◆ Instructions to follow ◆
These entries are to be retyped in full, word for word.

◆ Task input ◆
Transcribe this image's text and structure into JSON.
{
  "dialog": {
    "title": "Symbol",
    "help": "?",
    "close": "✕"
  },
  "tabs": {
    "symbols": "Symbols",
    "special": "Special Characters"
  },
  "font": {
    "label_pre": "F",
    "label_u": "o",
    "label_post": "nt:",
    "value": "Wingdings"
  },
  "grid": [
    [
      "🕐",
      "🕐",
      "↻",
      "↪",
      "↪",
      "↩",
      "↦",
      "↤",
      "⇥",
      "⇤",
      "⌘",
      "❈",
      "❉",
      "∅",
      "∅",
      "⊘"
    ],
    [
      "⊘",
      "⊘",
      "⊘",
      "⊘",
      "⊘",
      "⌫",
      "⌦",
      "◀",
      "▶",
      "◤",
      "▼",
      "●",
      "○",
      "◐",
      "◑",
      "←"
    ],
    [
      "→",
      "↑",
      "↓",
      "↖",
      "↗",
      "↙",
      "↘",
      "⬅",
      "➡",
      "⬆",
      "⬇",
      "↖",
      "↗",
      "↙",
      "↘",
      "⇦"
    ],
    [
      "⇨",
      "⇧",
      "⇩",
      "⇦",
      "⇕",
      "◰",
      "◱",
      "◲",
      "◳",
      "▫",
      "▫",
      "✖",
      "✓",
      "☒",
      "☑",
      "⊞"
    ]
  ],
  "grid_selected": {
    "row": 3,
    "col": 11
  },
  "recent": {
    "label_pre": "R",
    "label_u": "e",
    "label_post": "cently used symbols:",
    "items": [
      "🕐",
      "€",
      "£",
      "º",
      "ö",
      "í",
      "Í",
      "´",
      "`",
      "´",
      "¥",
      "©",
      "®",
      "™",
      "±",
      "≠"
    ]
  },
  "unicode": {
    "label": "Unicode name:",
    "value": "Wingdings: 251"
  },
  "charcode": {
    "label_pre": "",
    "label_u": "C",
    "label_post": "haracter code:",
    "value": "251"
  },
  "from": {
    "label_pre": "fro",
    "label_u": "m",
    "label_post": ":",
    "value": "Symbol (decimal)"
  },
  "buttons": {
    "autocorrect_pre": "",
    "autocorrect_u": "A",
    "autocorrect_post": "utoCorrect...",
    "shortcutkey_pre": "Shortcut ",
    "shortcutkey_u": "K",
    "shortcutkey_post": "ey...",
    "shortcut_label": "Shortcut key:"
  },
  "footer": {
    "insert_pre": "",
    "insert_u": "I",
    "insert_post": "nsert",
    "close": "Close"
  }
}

◆ Your response ◆
Transcribe this image's text and structure into JSON.
{
  "dialog": {
    "title": "Symbol",
    "help": "?",
    "close": "✕"
  },
  "tabs": {
    "symbols": "Symbols",
    "special": "Special Characters"
  },
  "font": {
    "label_pre": "F",
    "label_u": "o",
    "label_post": "nt:",
    "value": "Wingdings"
  },
  "grid": [
    [
      "🕐",
      "🕐",
      "↻",
      "↪",
      "↪",
      "↩",
      "↦",
      "↤",
      "⇥",
      "⇤",
      "⌘",
      "❈",
      "❉",
      "∅",
      "∅",
      "⊘"
    ],
    [
      "⊘",
      "⊘",
      "⊘",
      "⊘",
      "⊘",
      "⌫",
      "⌦",
      "◀",
      "▶",
      "◤",
      "▼",
      "●",
      "○",
      "◐",
      "◑",
      "←"
    ],
    [
      "→",
      "↑",
      "↓",
      "↖",
      "↗",
      "↙",
      "↘",
      "⬅",
      "➡",
      "⬆",
      "⬇",
      "↖",
      "↗",
      "↙",
      "↘",
      "⇦"
    ],
    [
      "⇨",
      "⇧",
      "⇩",
      "⇦",
      "⇕",
      "◰",
      "◱",
      "◲",
      "◳",
      "▫",
      "▫",
      "✖",
      "✓",
      "☒",
      "☑",
      "⊞"
    ]
  ],
  "grid_selected": {
    "row": 3,
    "col": 11
  },
  "recent": {
    "label_pre": "R",
    "label_u": "e",
    "label_post": "cently used symbols:",
    "items": [
      "🕐",
      "€",
      "£",
      "º",
      "ö",
      "í",
      "Í",
      "´",
      "`",
      "´",
      "¥",
      "©",
      "®",
      "™",
      "±",
      "≠"
    ]
  },
  "unicode": {
    "label": "Unicode name:",
    "value": "Wingdings: 251"
  },
  "charcode": {
    "label_pre": "",
    "label_u": "C",
    "label_post": "haracter code:",
    "value": "251"
  },
  "from": {
    "label_pre": "fro",
    "label_u": "m",
    "label_post": ":",
    "value": "Symbol (decimal)"
  },
  "buttons": {
    "autocorrect_pre": "",
    "autocorrect_u": "A",
    "autocorrect_post": "utoCorrect...",
    "shortcutkey_pre": "Shortcut ",
    "shortcutkey_u": "K",
    "shortcutkey_post": "ey...",
    "shortcut_label": "Shortcut key:"
  },
  "footer": {
    "insert_pre": "",
    "insert_u": "I",
    "insert_post": "nsert",
    "close": "Close"
  }
}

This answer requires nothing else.